China took a modest step to broaden human rights Tuesday when it enacted legislation that requires the country’s highest court to approve death penalties before they are carried out.
Legal experts estimate that the Supreme People’s Court reviews will cut the number of executions by 30% by bringing some consistency to the system.
Poorly trained provincial judges have often been quick to apply the death penalty with limited understanding of the law or legal process.
In practice, the high court started reviewing most execution cases several months ago, and Tuesday’s move was expected. But enshrining the process into law imposes more discipline on the system and protects against backsliding, legal scholars said.
International human rights groups say the change is welcome but that reform needs to go much further.
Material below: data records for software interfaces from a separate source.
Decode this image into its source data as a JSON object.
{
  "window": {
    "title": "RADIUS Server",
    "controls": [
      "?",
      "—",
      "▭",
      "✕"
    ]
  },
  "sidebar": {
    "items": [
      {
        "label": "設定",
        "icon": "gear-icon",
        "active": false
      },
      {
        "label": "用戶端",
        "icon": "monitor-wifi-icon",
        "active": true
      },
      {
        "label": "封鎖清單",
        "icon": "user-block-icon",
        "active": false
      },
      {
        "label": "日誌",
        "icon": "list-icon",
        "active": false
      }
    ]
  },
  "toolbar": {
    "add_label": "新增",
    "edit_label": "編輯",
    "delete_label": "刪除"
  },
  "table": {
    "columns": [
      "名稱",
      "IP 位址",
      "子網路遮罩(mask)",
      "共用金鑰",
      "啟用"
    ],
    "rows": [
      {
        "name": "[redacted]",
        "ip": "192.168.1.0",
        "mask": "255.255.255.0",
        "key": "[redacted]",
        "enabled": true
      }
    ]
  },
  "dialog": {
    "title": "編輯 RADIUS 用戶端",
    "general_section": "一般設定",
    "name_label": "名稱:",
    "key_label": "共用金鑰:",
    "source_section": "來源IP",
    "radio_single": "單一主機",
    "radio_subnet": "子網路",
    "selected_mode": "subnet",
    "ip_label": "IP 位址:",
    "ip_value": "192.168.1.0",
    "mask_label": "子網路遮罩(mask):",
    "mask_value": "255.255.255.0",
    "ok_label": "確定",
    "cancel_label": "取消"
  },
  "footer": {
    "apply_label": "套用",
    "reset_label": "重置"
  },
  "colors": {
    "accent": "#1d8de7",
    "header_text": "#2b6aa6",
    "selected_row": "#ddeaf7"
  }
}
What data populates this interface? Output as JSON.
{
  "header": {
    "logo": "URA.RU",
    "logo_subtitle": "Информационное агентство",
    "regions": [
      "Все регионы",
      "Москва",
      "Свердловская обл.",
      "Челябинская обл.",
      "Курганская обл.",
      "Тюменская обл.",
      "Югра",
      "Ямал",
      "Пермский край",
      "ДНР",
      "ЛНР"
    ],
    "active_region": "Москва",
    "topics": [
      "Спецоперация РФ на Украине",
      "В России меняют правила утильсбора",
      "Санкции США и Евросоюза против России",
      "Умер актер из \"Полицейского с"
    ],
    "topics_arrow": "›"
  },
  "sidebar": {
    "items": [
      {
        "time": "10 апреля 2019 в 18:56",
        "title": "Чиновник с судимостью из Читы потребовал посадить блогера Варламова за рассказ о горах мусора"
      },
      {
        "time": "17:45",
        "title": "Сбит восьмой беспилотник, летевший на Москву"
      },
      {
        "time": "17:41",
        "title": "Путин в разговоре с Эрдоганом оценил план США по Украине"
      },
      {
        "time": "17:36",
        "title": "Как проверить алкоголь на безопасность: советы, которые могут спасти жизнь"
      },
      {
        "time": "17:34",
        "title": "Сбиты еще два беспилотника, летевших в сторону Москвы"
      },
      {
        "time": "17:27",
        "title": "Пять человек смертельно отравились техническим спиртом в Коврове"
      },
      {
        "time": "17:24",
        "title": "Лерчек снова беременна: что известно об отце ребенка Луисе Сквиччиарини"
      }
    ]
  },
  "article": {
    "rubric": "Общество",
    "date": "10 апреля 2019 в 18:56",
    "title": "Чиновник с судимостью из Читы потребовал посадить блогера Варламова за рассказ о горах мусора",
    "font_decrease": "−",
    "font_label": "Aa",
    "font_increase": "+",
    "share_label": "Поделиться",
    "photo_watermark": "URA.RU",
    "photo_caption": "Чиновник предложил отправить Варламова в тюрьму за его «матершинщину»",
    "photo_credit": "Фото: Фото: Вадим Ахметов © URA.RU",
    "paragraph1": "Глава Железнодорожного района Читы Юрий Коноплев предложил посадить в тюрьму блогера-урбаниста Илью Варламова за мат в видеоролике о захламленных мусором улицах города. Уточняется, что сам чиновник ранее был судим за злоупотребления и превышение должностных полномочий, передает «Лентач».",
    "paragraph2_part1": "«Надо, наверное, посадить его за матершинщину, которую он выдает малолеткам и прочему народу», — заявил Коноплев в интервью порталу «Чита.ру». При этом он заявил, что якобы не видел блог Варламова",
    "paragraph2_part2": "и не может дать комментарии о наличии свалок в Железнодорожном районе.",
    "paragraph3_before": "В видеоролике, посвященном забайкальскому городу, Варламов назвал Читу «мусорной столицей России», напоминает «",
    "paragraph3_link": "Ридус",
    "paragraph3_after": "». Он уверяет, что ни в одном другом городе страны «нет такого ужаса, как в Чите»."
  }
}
Executions are the last step in a legal system in which lawyers are attacked and disbarred for mounting vigorous defenses, where torture violations have been amply documented, where any legal decision is subject to political review and where there is little tradition of open debate. Even the number of executions China carries out annually is a state secret.
China put to death at least 1,770 people in 2005, according to Amnesty International, which calculated the figure based on Chinese media reports. But many experts believe that the actual number might be as high as 10,000 a year.
Even limiting the scope to known executions, China carried out more than 80% of the 2,148 executions worldwide last year. (There were 60 in the U.S.)
The government has also been embarrassed by a series of wrongful death penalty cases, including that of a man executed for killing his wife, who showed up a few years later. That led to a government “kill fewer, kill carefully” campaign.
The new law “has great significance in reducing the number of death penalty cases and wrong death penalty cases,” said Chen Xingliang, vice director of the Law School of Peking University. “It’s also significant in terms of the consistency of laws nationwide.”
It does not herald a major reform of the legal system, however.
In fact, China’s Supreme People’s Court had review authority until the early 1980s, when calls for speedy justice decentralized the authority. And relative to other human rights issues pressed by overseas critics, this change had significant support within the Chinese legal establishment.
Other problems in China’s legal system remain. There are no juries, police have enormous latitude, and forensics or other independent experts are rarely used. For decades, whether a suspect lived or died often depended on timing, location and the political winds.
Neighboring provinces sometimes handed down dramatically different sentences for the same crime, and those caught for relatively minor offenses during “strike hard” anti-crime campaigns have been far more likely to face execution.
“The death penalty and executions come at the end of a system that is flawed and dysfunctional,” said Sharon Hom, New York-based director of Human Rights in China. “When you get to the end of the food chain, it’s pretty late in the game.” *
Yin Lijin in The Times’ Beijing Bureau contributed to this report.